In other news, when I simply cannot brain at all, I have occasionally been reduced to watching an episode of Gilligan’s Island: after which the grey matter rebels, and insists upon either functioning or going to sleep – either of which is an improvement. Gilligan is every bit as stupid as I recall from my childhood; it is deliberately stupid, but endearingly stupid, an art form that has since been lost and may well remain so. I could say that Gilligan’s Island is the dumb blonde of American sitcoms. However, it has redeeming points – chiefly in the fine comic performances of the actors, above all Bob Denver and Jim Backus – and two areas of genuine excellence. For one, it was a fertile vehicle for parody; in its three-year run, the show did sendups of every genre of film and popular fiction under the sun, from Westerns and monster movies to Hamlet and The Count of Monte Cristo. For another, the incidental music was far superior to the show itself; it was only on this latest revisit that I fully appreciated just how good the score was (excluding the idiotic theme song, which was composed by another hand). From the credits, I discovered that the score was written by an up-and-coming young composer named Johnny Williams.

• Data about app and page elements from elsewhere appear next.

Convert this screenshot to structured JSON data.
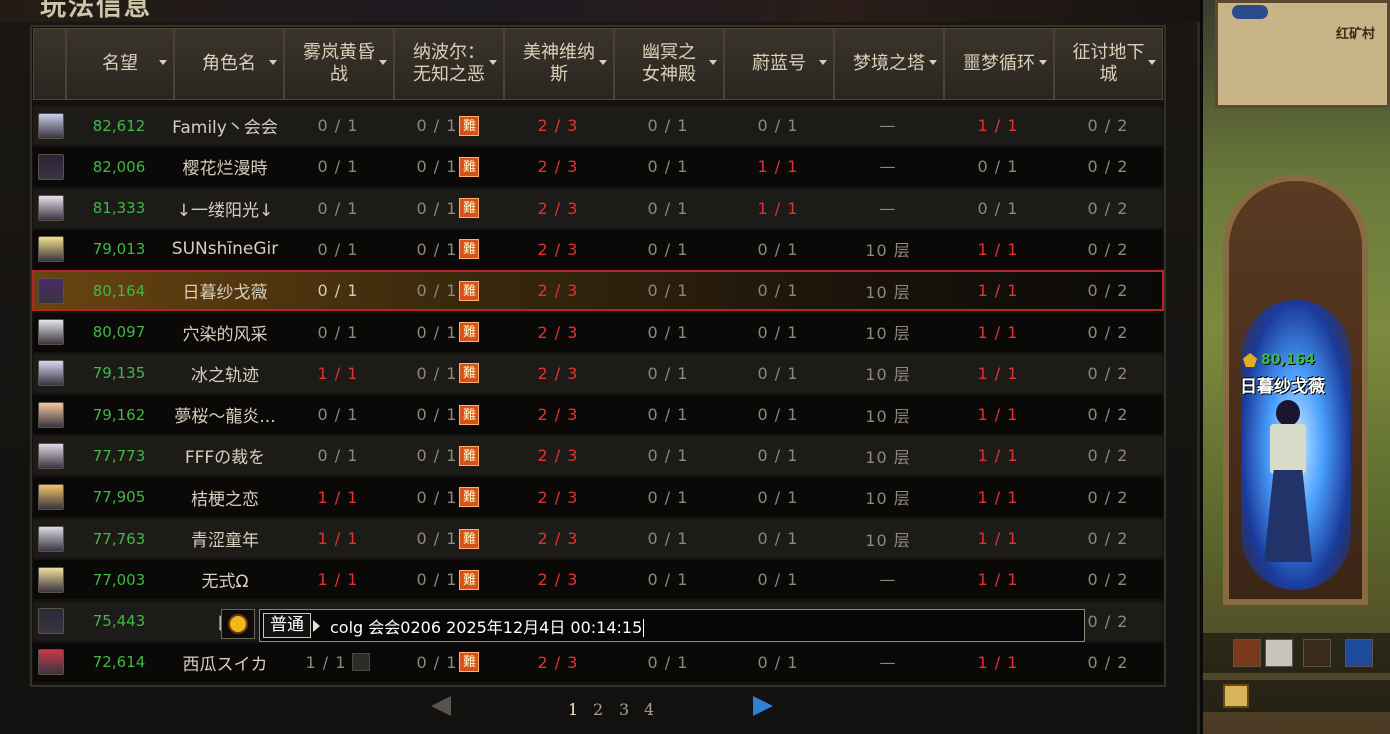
{
  "panel": {
    "title": "玩法信息"
  },
  "columns": {
    "fame": "名望",
    "name": "角色名",
    "dungeons": [
      "雾岚黄昏战",
      "纳波尔：无知之恶",
      "美神维纳斯",
      "幽冥之女神殿",
      "蔚蓝号",
      "梦境之塔",
      "噩梦循环",
      "征讨地下城"
    ]
  },
  "hard_badge": "難",
  "rows": [
    {
      "fame": "82,612",
      "name": "Family丶会会",
      "d": [
        "0 / 1",
        "0 / 1",
        "2 / 3",
        "0 / 1",
        "0 / 1",
        "—",
        "1 / 1",
        "0 / 2"
      ]
    },
    {
      "fame": "82,006",
      "name": "樱花烂漫時",
      "d": [
        "0 / 1",
        "0 / 1",
        "2 / 3",
        "0 / 1",
        "1 / 1",
        "—",
        "0 / 1",
        "0 / 2"
      ]
    },
    {
      "fame": "81,333",
      "name": "↓一缕阳光↓",
      "d": [
        "0 / 1",
        "0 / 1",
        "2 / 3",
        "0 / 1",
        "1 / 1",
        "—",
        "0 / 1",
        "0 / 2"
      ]
    },
    {
      "fame": "79,013",
      "name": "SUNshīneGir",
      "d": [
        "0 / 1",
        "0 / 1",
        "2 / 3",
        "0 / 1",
        "0 / 1",
        "10 层",
        "1 / 1",
        "0 / 2"
      ]
    },
    {
      "fame": "80,164",
      "name": "日暮纱戈薇",
      "d": [
        "0 / 1",
        "0 / 1",
        "2 / 3",
        "0 / 1",
        "0 / 1",
        "10 层",
        "1 / 1",
        "0 / 2"
      ]
    },
    {
      "fame": "80,097",
      "name": "穴染的风采",
      "d": [
        "0 / 1",
        "0 / 1",
        "2 / 3",
        "0 / 1",
        "0 / 1",
        "10 层",
        "1 / 1",
        "0 / 2"
      ]
    },
    {
      "fame": "79,135",
      "name": "冰之轨迹",
      "d": [
        "1 / 1",
        "0 / 1",
        "2 / 3",
        "0 / 1",
        "0 / 1",
        "10 层",
        "1 / 1",
        "0 / 2"
      ]
    },
    {
      "fame": "79,162",
      "name": "夢桜～龍炎...",
      "d": [
        "0 / 1",
        "0 / 1",
        "2 / 3",
        "0 / 1",
        "0 / 1",
        "10 层",
        "1 / 1",
        "0 / 2"
      ]
    },
    {
      "fame": "77,773",
      "name": "FFFの裁を",
      "d": [
        "0 / 1",
        "0 / 1",
        "2 / 3",
        "0 / 1",
        "0 / 1",
        "10 层",
        "1 / 1",
        "0 / 2"
      ]
    },
    {
      "fame": "77,905",
      "name": "桔梗之恋",
      "d": [
        "1 / 1",
        "0 / 1",
        "2 / 3",
        "0 / 1",
        "0 / 1",
        "10 层",
        "1 / 1",
        "0 / 2"
      ]
    },
    {
      "fame": "77,763",
      "name": "青涩童年",
      "d": [
        "1 / 1",
        "0 / 1",
        "2 / 3",
        "0 / 1",
        "0 / 1",
        "10 层",
        "1 / 1",
        "0 / 2"
      ]
    },
    {
      "fame": "77,003",
      "name": "无式Ω",
      "d": [
        "1 / 1",
        "0 / 1",
        "2 / 3",
        "0 / 1",
        "0 / 1",
        "—",
        "1 / 1",
        "0 / 2"
      ]
    },
    {
      "fame": "75,443",
      "name": "日",
      "d": [
        "",
        "",
        "",
        "",
        "",
        "",
        "",
        "0 / 2"
      ]
    },
    {
      "fame": "72,614",
      "name": "西瓜スイカ",
      "d": [
        "1 / 1",
        "0 / 1",
        "2 / 3",
        "0 / 1",
        "0 / 1",
        "—",
        "1 / 1",
        "0 / 2"
      ]
    }
  ],
  "selected_row": 4,
  "pagination": {
    "pages": [
      "1",
      "2",
      "3",
      "4"
    ],
    "current": "1"
  },
  "chat": {
    "channel": "普通",
    "text": "colg 会会0206 2025年12月4日 00:14:15"
  },
  "scene": {
    "minimap_label": "红矿村",
    "player_fame": "80,164",
    "player_name": "日暮纱戈薇"
  },
  "colors": {
    "fame_green": "#3fb845",
    "complete_red": "#e13232",
    "selected_border": "#b8222a",
    "next_arrow_blue": "#2e7fd6"
  }
}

Yes, that John Williams. This may be old news to everybody else, but my mind was sufficiently boggled; and somehow I find myself fonder of Williams than I was before.